START Data for this task

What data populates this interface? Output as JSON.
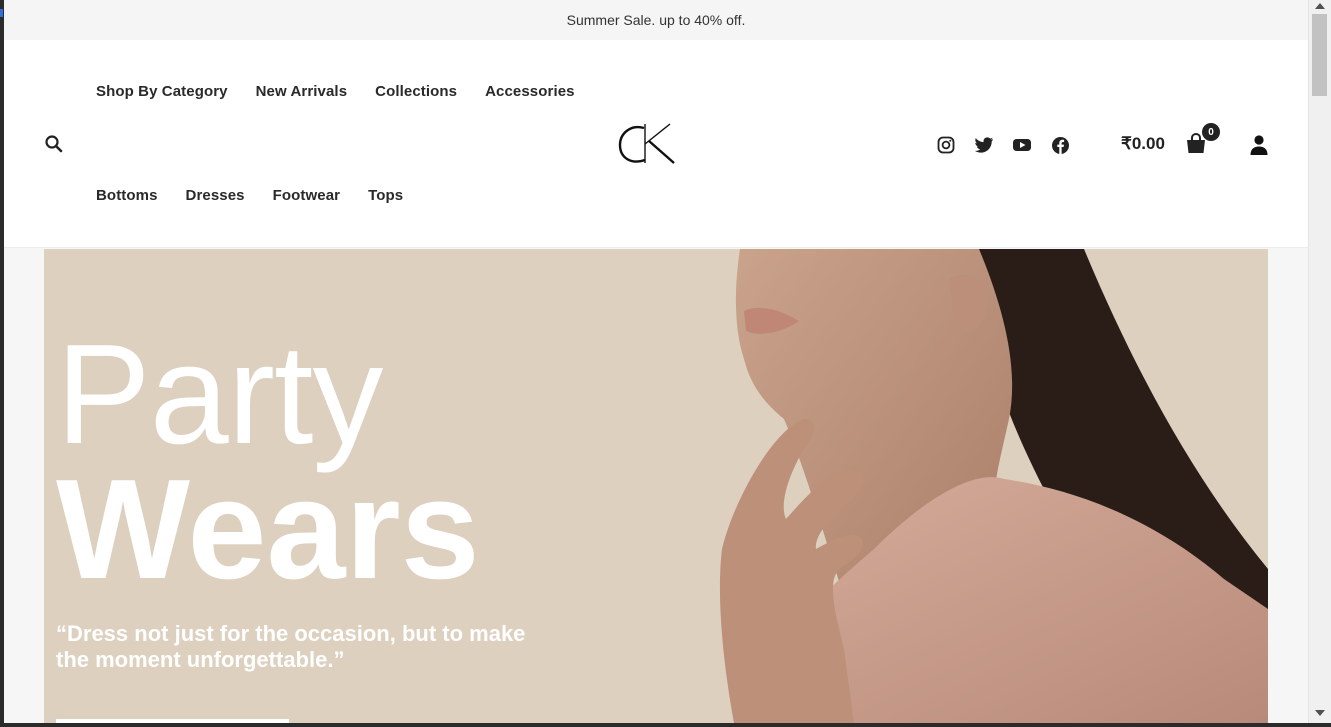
{
  "announcement": {
    "text": "Summer Sale. up to 40% off."
  },
  "nav": {
    "primary": [
      "Shop By Category",
      "New Arrivals",
      "Collections",
      "Accessories"
    ],
    "secondary": [
      "Bottoms",
      "Dresses",
      "Footwear",
      "Tops"
    ]
  },
  "logo": {
    "text": "CK"
  },
  "social": [
    "instagram-icon",
    "twitter-icon",
    "youtube-icon",
    "facebook-icon"
  ],
  "cart": {
    "total": "₹0.00",
    "count": "0"
  },
  "hero": {
    "title_line1": "Party",
    "title_line2": "Wears",
    "quote": "“Dress not just for the occasion, but to make the moment unforgettable.”"
  },
  "colors": {
    "hero_bg": "#ddd0bf",
    "header_bg": "#ffffff",
    "announce_bg": "#f5f5f5",
    "text": "#2a2a2a"
  }
}
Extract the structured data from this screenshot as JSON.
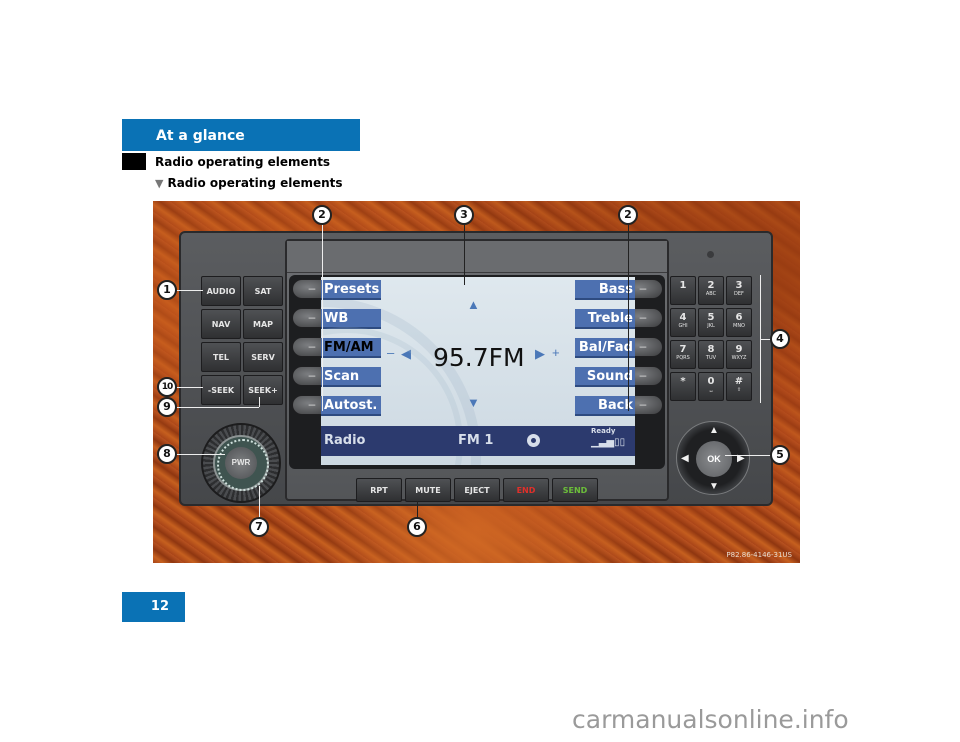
{
  "header": {
    "title": "At a glance"
  },
  "section": {
    "title": "Radio operating elements",
    "subsection": "Radio operating elements"
  },
  "figure": {
    "code": "P82.86-4146-31US",
    "left_buttons": [
      "AUDIO",
      "SAT",
      "NAV",
      "MAP",
      "TEL",
      "SERV",
      "-SEEK",
      "SEEK+"
    ],
    "screen": {
      "left_softkeys": [
        "Presets",
        "WB",
        "FM/AM",
        "Scan",
        "Autost."
      ],
      "active_softkey": "FM/AM",
      "right_softkeys": [
        "Bass",
        "Treble",
        "Bal/Fad",
        "Sound",
        "Back"
      ],
      "frequency": "95.7FM",
      "minus": "–",
      "plus": "+",
      "status": {
        "mode": "Radio",
        "band": "FM 1",
        "ready": "Ready",
        "signal": "▁▃▅▯▯"
      }
    },
    "side_button_glyph": "–",
    "keypad": [
      {
        "main": "1",
        "sub": ""
      },
      {
        "main": "2",
        "sub": "ABC"
      },
      {
        "main": "3",
        "sub": "DEF"
      },
      {
        "main": "4",
        "sub": "GHI"
      },
      {
        "main": "5",
        "sub": "JKL"
      },
      {
        "main": "6",
        "sub": "MNO"
      },
      {
        "main": "7",
        "sub": "PQRS"
      },
      {
        "main": "8",
        "sub": "TUV"
      },
      {
        "main": "9",
        "sub": "WXYZ"
      },
      {
        "main": "*",
        "sub": ""
      },
      {
        "main": "0",
        "sub": "␣"
      },
      {
        "main": "#",
        "sub": "⇧"
      }
    ],
    "bottom_buttons": [
      {
        "label": "RPT",
        "color": "#e6e6e6"
      },
      {
        "label": "MUTE",
        "color": "#e6e6e6"
      },
      {
        "label": "EJECT",
        "color": "#e6e6e6"
      },
      {
        "label": "END",
        "color": "#e0302a"
      },
      {
        "label": "SEND",
        "color": "#6cbf3a"
      }
    ],
    "pwr_label": "PWR",
    "ok_label": "OK",
    "callouts": [
      "1",
      "2",
      "2",
      "3",
      "4",
      "5",
      "6",
      "7",
      "8",
      "9",
      "10"
    ]
  },
  "footer": {
    "page_number": "12",
    "watermark": "carmanualsonline.info"
  }
}
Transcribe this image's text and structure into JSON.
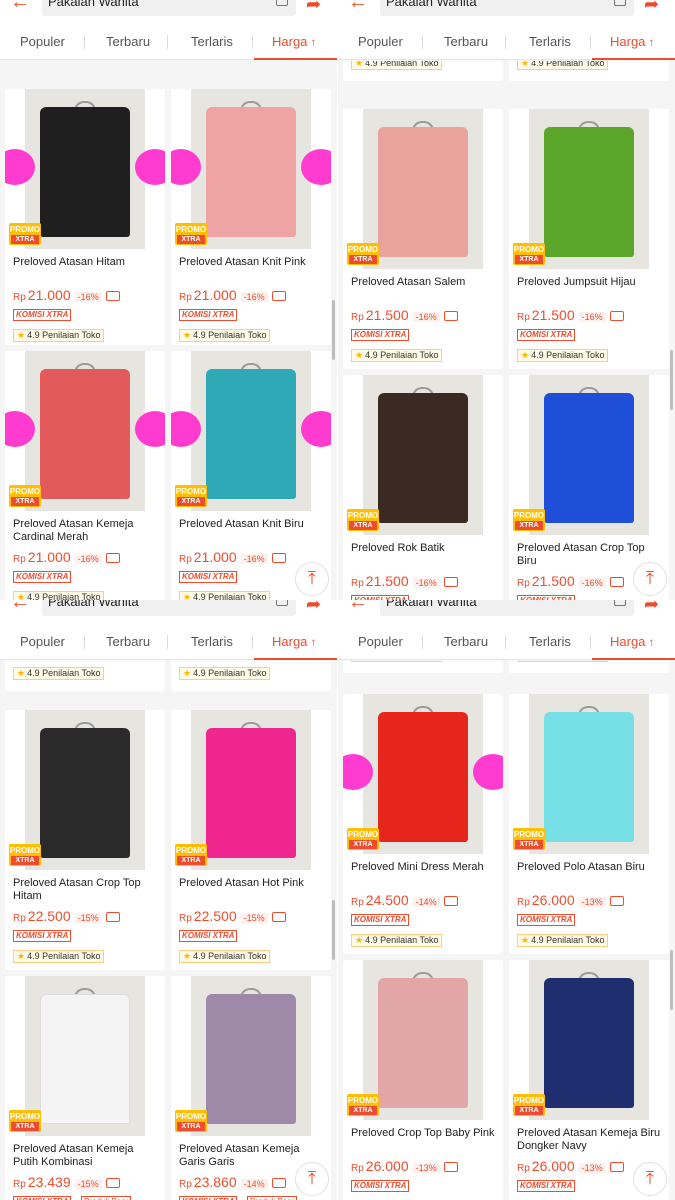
{
  "search": {
    "query": "Pakaian Wanita"
  },
  "tabs": [
    "Populer",
    "Terbaru",
    "Terlaris",
    "Harga"
  ],
  "badges": {
    "promo_top": "PROMO",
    "promo_bottom": "XTRA",
    "komisi": "KOMISI XTRA",
    "rating": "4.9 Penilaian Toko",
    "new": "Produk Baru"
  },
  "currency": "Rp",
  "colors": {
    "accent": "#ee4d2d",
    "promo": "#ffbf00",
    "star": "#ffb400"
  },
  "panels": [
    {
      "products": [
        {
          "name": "Preloved Atasan Hitam",
          "price": "21.000",
          "discount": "-16%",
          "garment": "#1f1f1f"
        },
        {
          "name": "Preloved Atasan Knit Pink",
          "price": "21.000",
          "discount": "-16%",
          "garment": "#f0a3a3"
        },
        {
          "name": "Preloved Atasan Kemeja Cardinal Merah",
          "price": "21.000",
          "discount": "-16%",
          "garment": "#e35a5a"
        },
        {
          "name": "Preloved Atasan Knit  Biru",
          "price": "21.000",
          "discount": "-16%",
          "garment": "#2ea9b5"
        }
      ]
    },
    {
      "products": [
        {
          "name": "Preloved Atasan Salem",
          "price": "21.500",
          "discount": "-16%",
          "garment": "#e8a49b"
        },
        {
          "name": "Preloved Jumpsuit Hijau",
          "price": "21.500",
          "discount": "-16%",
          "garment": "#5aa52a"
        },
        {
          "name": "Preloved Rok Batik",
          "price": "21.500",
          "discount": "-16%",
          "garment": "#3a2a22"
        },
        {
          "name": "Preloved Atasan Crop Top Biru",
          "price": "21.500",
          "discount": "-16%",
          "garment": "#1f4fd8"
        }
      ]
    },
    {
      "products": [
        {
          "name": "Preloved Atasan Crop Top Hitam",
          "price": "22.500",
          "discount": "-15%",
          "garment": "#2a2a2a"
        },
        {
          "name": "Preloved Atasan Hot Pink",
          "price": "22.500",
          "discount": "-15%",
          "garment": "#f0268f"
        },
        {
          "name": "Preloved Atasan Kemeja Putih Kombinasi",
          "price": "23.439",
          "discount": "-15%",
          "garment": "#f4f4f4"
        },
        {
          "name": "Preloved Atasan Kemeja Garis Garis",
          "price": "23.860",
          "discount": "-14%",
          "garment": "#9e8aa8"
        }
      ]
    },
    {
      "products": [
        {
          "name": "Preloved Mini Dress Merah",
          "price": "24.500",
          "discount": "-14%",
          "garment": "#e6261b"
        },
        {
          "name": "Preloved Polo Atasan Biru",
          "price": "26.000",
          "discount": "-13%",
          "garment": "#76e0e6"
        },
        {
          "name": "Preloved Crop Top Baby Pink",
          "price": "26.000",
          "discount": "-13%",
          "garment": "#e3a6a6"
        },
        {
          "name": "Preloved Atasan Kemeja Biru Dongker Navy",
          "price": "26.000",
          "discount": "-13%",
          "garment": "#1f2e6e"
        }
      ]
    }
  ]
}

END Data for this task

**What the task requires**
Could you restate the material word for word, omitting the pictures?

**Task output**
What data populates this interface? Output as JSON.
{
  "announcement": {
    "text": "Summer Sale. up to 40% off."
  },
  "nav": {
    "primary": [
      "Shop By Category",
      "New Arrivals",
      "Collections",
      "Accessories"
    ],
    "secondary": [
      "Bottoms",
      "Dresses",
      "Footwear",
      "Tops"
    ]
  },
  "logo": {
    "text": "CK"
  },
  "social": [
    "instagram-icon",
    "twitter-icon",
    "youtube-icon",
    "facebook-icon"
  ],
  "cart": {
    "total": "₹0.00",
    "count": "0"
  },
  "hero": {
    "title_line1": "Party",
    "title_line2": "Wears",
    "quote": "“Dress not just for the occasion, but to make the moment unforgettable.”"
  },
  "colors": {
    "hero_bg": "#ddd0bf",
    "header_bg": "#ffffff",
    "announce_bg": "#f5f5f5",
    "text": "#2a2a2a"
  }
}
Extract the structured data from this screenshot as JSON.
{
  "header": {
    "title": "At a glance"
  },
  "section": {
    "title": "Radio operating elements",
    "subsection": "Radio operating elements"
  },
  "figure": {
    "code": "P82.86-4146-31US",
    "left_buttons": [
      "AUDIO",
      "SAT",
      "NAV",
      "MAP",
      "TEL",
      "SERV",
      "-SEEK",
      "SEEK+"
    ],
    "screen": {
      "left_softkeys": [
        "Presets",
        "WB",
        "FM/AM",
        "Scan",
        "Autost."
      ],
      "active_softkey": "FM/AM",
      "right_softkeys": [
        "Bass",
        "Treble",
        "Bal/Fad",
        "Sound",
        "Back"
      ],
      "frequency": "95.7FM",
      "minus": "–",
      "plus": "+",
      "status": {
        "mode": "Radio",
        "band": "FM 1",
        "ready": "Ready",
        "signal": "▁▃▅▯▯"
      }
    },
    "side_button_glyph": "–",
    "keypad": [
      {
        "main": "1",
        "sub": ""
      },
      {
        "main": "2",
        "sub": "ABC"
      },
      {
        "main": "3",
        "sub": "DEF"
      },
      {
        "main": "4",
        "sub": "GHI"
      },
      {
        "main": "5",
        "sub": "JKL"
      },
      {
        "main": "6",
        "sub": "MNO"
      },
      {
        "main": "7",
        "sub": "PQRS"
      },
      {
        "main": "8",
        "sub": "TUV"
      },
      {
        "main": "9",
        "sub": "WXYZ"
      },
      {
        "main": "*",
        "sub": ""
      },
      {
        "main": "0",
        "sub": "␣"
      },
      {
        "main": "#",
        "sub": "⇧"
      }
    ],
    "bottom_buttons": [
      {
        "label": "RPT",
        "color": "#e6e6e6"
      },
      {
        "label": "MUTE",
        "color": "#e6e6e6"
      },
      {
        "label": "EJECT",
        "color": "#e6e6e6"
      },
      {
        "label": "END",
        "color": "#e0302a"
      },
      {
        "label": "SEND",
        "color": "#6cbf3a"
      }
    ],
    "pwr_label": "PWR",
    "ok_label": "OK",
    "callouts": [
      "1",
      "2",
      "2",
      "3",
      "4",
      "5",
      "6",
      "7",
      "8",
      "9",
      "10"
    ]
  },
  "footer": {
    "page_number": "12",
    "watermark": "carmanualsonline.info"
  }
}
Transcribe this image's text and structure into JSON.
{
  "search": {
    "query": "Pakaian Wanita"
  },
  "tabs": [
    "Populer",
    "Terbaru",
    "Terlaris",
    "Harga"
  ],
  "badges": {
    "promo_top": "PROMO",
    "promo_bottom": "XTRA",
    "komisi": "KOMISI XTRA",
    "rating": "4.9 Penilaian Toko",
    "new": "Produk Baru"
  },
  "currency": "Rp",
  "colors": {
    "accent": "#ee4d2d",
    "promo": "#ffbf00",
    "star": "#ffb400"
  },
  "panels": [
    {
      "products": [
        {
          "name": "Preloved Atasan Hitam",
          "price": "21.000",
          "discount": "-16%",
          "garment": "#1f1f1f"
        },
        {
          "name": "Preloved Atasan Knit Pink",
          "price": "21.000",
          "discount": "-16%",
          "garment": "#f0a3a3"
        },
        {
          "name": "Preloved Atasan Kemeja Cardinal Merah",
          "price": "21.000",
          "discount": "-16%",
          "garment": "#e35a5a"
        },
        {
          "name": "Preloved Atasan Knit  Biru",
          "price": "21.000",
          "discount": "-16%",
          "garment": "#2ea9b5"
        }
      ]
    },
    {
      "products": [
        {
          "name": "Preloved Atasan Salem",
          "price": "21.500",
          "discount": "-16%",
          "garment": "#e8a49b"
        },
        {
          "name": "Preloved Jumpsuit Hijau",
          "price": "21.500",
          "discount": "-16%",
          "garment": "#5aa52a"
        },
        {
          "name": "Preloved Rok Batik",
          "price": "21.500",
          "discount": "-16%",
          "garment": "#3a2a22"
        },
        {
          "name": "Preloved Atasan Crop Top Biru",
          "price": "21.500",
          "discount": "-16%",
          "garment": "#1f4fd8"
        }
      ]
    },
    {
      "products": [
        {
          "name": "Preloved Atasan Crop Top Hitam",
          "price": "22.500",
          "discount": "-15%",
          "garment": "#2a2a2a"
        },
        {
          "name": "Preloved Atasan Hot Pink",
          "price": "22.500",
          "discount": "-15%",
          "garment": "#f0268f"
        },
        {
          "name": "Preloved Atasan Kemeja Putih Kombinasi",
          "price": "23.439",
          "discount": "-15%",
          "garment": "#f4f4f4"
        },
        {
          "name": "Preloved Atasan Kemeja Garis Garis",
          "price": "23.860",
          "discount": "-14%",
          "garment": "#9e8aa8"
        }
      ]
    },
    {
      "products": [
        {
          "name": "Preloved Mini Dress Merah",
          "price": "24.500",
          "discount": "-14%",
          "garment": "#e6261b"
        },
        {
          "name": "Preloved Polo Atasan Biru",
          "price": "26.000",
          "discount": "-13%",
          "garment": "#76e0e6"
        },
        {
          "name": "Preloved Crop Top Baby Pink",
          "price": "26.000",
          "discount": "-13%",
          "garment": "#e3a6a6"
        },
        {
          "name": "Preloved Atasan Kemeja Biru Dongker Navy",
          "price": "26.000",
          "discount": "-13%",
          "garment": "#1f2e6e"
        }
      ]
    }
  ]
}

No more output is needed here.